This case arose out of a dispute between two sets of lawyers who provided legal work for a mutual client. Thomas Tufts and the Tufts Law Firm, PLLC appealed the district court's order granting a motion to dismiss on grounds of subject matter jurisdiction. Edward Hay and Pitts, Hay & Hugenschmidt, P.A. also filed a second motion to dismiss Tufts's action against them on the additional ground that the district court lacked personal jurisdiction over them. After the district court found personal jurisdiction, Hay and his firm cross appealed.The Eleventh Circuit held that the district court erred by dismissing the action for lack of subject matter jurisdiction under the Barton Doctrine. In this case, Tufts counsel initiated their action against Hay—court-approved counsel—and Tufts did not obtain leave of the bankruptcy court before doing so. The court held that the Barton doctrine has no application when jurisdiction over a matter no longer exists in the bankruptcy court. Thus, the bankruptcy court was properly vested with jurisdiction to consider this action if it could conceivably have an effect on the client's bankruptcy estate. Here, the action could not conceivably have an effect on the client's bankruptcy estate and thus the Barton doctrine does not apply. The court also held that the district court properly exercised personal jurisdiction over Hay. The court reversed the district court's ruling on subject matter jurisdiction and remanded. View "Tufts v. Hay" on Justia Law
J.J. Rissell, Allentown PA, Trust v. Kapila

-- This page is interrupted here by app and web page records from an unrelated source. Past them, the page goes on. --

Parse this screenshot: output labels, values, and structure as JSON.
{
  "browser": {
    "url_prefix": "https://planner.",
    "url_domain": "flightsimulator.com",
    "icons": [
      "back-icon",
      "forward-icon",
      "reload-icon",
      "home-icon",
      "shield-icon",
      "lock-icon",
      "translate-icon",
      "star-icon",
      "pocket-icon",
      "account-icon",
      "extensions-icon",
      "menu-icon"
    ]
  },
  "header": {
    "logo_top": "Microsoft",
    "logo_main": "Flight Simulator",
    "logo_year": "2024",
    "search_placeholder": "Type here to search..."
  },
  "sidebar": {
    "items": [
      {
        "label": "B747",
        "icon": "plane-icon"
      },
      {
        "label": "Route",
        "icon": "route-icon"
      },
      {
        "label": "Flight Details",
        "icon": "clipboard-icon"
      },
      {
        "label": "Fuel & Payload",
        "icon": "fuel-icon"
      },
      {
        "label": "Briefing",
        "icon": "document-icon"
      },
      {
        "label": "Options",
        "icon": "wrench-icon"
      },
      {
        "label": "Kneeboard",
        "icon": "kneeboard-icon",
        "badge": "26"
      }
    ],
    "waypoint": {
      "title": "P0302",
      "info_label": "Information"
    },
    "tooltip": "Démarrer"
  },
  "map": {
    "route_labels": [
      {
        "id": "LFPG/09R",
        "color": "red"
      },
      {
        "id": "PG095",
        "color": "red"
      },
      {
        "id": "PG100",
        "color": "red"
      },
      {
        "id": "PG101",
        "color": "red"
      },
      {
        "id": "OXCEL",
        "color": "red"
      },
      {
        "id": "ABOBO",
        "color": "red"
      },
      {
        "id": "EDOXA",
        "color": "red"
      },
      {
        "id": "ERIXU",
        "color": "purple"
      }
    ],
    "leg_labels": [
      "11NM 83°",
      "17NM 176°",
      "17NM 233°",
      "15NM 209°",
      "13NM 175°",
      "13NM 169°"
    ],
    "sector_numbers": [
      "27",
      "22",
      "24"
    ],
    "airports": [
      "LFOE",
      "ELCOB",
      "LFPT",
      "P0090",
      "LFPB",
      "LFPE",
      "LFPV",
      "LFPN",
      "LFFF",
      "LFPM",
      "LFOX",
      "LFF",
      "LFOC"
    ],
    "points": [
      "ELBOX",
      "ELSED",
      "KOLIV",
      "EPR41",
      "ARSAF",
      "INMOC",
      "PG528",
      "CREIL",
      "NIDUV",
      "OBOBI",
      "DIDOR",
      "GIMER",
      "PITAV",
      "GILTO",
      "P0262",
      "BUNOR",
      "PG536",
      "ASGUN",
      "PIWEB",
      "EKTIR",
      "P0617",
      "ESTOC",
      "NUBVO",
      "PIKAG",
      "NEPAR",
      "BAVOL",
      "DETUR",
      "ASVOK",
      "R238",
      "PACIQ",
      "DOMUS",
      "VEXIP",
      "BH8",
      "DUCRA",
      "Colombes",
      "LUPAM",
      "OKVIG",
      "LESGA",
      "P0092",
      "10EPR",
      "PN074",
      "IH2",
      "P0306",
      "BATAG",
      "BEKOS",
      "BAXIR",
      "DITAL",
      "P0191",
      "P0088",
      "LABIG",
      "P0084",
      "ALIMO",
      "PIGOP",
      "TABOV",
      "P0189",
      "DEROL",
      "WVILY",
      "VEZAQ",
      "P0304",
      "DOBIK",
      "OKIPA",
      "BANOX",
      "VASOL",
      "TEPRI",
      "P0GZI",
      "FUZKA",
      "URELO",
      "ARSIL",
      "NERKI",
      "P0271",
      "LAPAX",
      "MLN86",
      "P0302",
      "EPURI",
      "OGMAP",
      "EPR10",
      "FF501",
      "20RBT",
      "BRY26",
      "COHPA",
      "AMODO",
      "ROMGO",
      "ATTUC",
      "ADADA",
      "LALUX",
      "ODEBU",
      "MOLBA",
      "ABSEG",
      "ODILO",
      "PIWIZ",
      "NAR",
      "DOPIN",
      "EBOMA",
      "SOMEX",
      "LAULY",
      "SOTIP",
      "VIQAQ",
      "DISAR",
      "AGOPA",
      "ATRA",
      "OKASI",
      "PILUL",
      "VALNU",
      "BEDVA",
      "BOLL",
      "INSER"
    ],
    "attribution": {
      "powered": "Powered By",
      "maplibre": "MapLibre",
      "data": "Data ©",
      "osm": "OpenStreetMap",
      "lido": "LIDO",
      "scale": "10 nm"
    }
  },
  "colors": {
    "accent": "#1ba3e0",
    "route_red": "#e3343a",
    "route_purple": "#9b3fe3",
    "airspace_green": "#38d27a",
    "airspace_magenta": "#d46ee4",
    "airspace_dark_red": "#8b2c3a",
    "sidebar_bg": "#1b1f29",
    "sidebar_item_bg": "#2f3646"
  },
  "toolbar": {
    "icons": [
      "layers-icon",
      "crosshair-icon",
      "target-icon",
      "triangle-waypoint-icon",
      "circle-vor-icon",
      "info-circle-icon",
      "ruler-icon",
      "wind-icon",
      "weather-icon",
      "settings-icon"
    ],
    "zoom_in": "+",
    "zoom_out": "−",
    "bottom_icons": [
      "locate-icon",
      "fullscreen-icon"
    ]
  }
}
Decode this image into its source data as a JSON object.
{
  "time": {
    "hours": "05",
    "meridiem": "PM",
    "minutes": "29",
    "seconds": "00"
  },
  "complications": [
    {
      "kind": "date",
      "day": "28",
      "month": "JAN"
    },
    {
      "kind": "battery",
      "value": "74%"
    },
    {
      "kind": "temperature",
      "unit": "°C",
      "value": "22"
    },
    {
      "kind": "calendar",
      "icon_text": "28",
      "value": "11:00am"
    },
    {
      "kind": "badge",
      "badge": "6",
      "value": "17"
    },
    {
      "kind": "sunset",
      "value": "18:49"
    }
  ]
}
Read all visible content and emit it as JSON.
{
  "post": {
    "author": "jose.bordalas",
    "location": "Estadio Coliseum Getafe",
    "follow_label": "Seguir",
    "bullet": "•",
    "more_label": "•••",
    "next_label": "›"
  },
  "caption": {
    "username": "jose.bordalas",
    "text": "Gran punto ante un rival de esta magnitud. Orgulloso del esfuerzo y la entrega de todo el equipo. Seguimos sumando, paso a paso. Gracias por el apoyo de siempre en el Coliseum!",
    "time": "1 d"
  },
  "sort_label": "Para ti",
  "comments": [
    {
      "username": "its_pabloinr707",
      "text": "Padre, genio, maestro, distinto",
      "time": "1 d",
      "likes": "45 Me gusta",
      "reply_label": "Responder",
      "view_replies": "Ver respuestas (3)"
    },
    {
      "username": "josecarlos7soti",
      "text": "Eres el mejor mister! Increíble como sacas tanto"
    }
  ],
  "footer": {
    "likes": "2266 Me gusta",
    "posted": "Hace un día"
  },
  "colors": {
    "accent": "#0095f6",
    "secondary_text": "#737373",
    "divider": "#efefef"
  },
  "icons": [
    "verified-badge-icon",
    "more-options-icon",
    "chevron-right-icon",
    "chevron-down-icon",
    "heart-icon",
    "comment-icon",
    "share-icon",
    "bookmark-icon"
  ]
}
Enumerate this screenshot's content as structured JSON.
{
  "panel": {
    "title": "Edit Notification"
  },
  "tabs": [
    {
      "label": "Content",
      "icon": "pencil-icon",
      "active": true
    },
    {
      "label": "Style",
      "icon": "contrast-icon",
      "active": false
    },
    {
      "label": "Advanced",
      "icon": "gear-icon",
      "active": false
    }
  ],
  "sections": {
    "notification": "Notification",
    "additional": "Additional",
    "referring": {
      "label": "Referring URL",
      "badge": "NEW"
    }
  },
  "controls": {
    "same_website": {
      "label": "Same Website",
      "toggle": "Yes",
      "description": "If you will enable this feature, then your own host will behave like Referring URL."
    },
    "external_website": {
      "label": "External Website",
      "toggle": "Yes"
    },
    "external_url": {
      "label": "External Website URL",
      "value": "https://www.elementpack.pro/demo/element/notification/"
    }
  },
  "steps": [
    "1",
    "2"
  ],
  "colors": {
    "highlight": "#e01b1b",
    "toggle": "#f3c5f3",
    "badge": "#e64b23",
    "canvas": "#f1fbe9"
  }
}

The Eleventh Circuit dismissed bankruptcy appeals filed by attorney Breuer of Moffa & Breuer, who purported to represent the Trust. The bankruptcy court disqualified attorney Moffa and Moffa & Breuer from representing the Trust. Because the Trust was a 50 percent shareholder of the debtor created to ensure that Moffa & Breuer would collect its legal fees, the bankruptcy court concluded that Moffa & Breuer’s representation of a shareholder in which it had a business interest conflicted with its simultaneous representation of the debtor. Moffa & Breuer repeatedly ignored the disqualification order. Moffa, purportedly pro se in his capacity as trustee of the Trust and as an attorney for related entities, filed a competing plan of reorganization that would have released the debtor’s claims against his firm and made him president of the reorganized debtor.There has been no indication of an intent to appeal from any qualified agent of the Trust, only from disqualified attorneys. Moffa had no authority to act pro se in the bankruptcy court, so his filings do not suggest that the Trust intended to appeal. There is no justification for excusing these defective notices of appeal. When an appeal is taken on behalf of an artificial entity by someone without legal authority to do so, the appeal should be dismissed. View "J.J. Rissell, Allentown PA, Trust v. Kapila" on Justia Law
Northeastern Engineers Federal Credit Union v. Home Depot, Inc.
The parties appealed the district court's award of attorney's fees in a class action settlement brought by banks against Home Depot to recover resulting losses from a data breach.The Eleventh Circuit held that this was a contractual fee-shifting case, and the constructive common-fund doctrine did not apply. The court held that the district court erred by enhancing class counsel's lodestar based on risk; the district court did not abuse its discretion in compensating class counsel for time on the card-brand recovery process and for time spent finding and vetting class representatives; and there was no merit to Home Depot's contention that the district court's order did not allow for meaningful review. The court also held that the district court properly excluded attorney's fees from the class benefit, and the district court did not abuse its discretion by including the $14.5 million premiums in the class benefit. Accordingly, the court affirmed in part, vacated in part, and remanded. View "Northeastern Engineers Federal Credit Union v. Home Depot, Inc." on Justia Law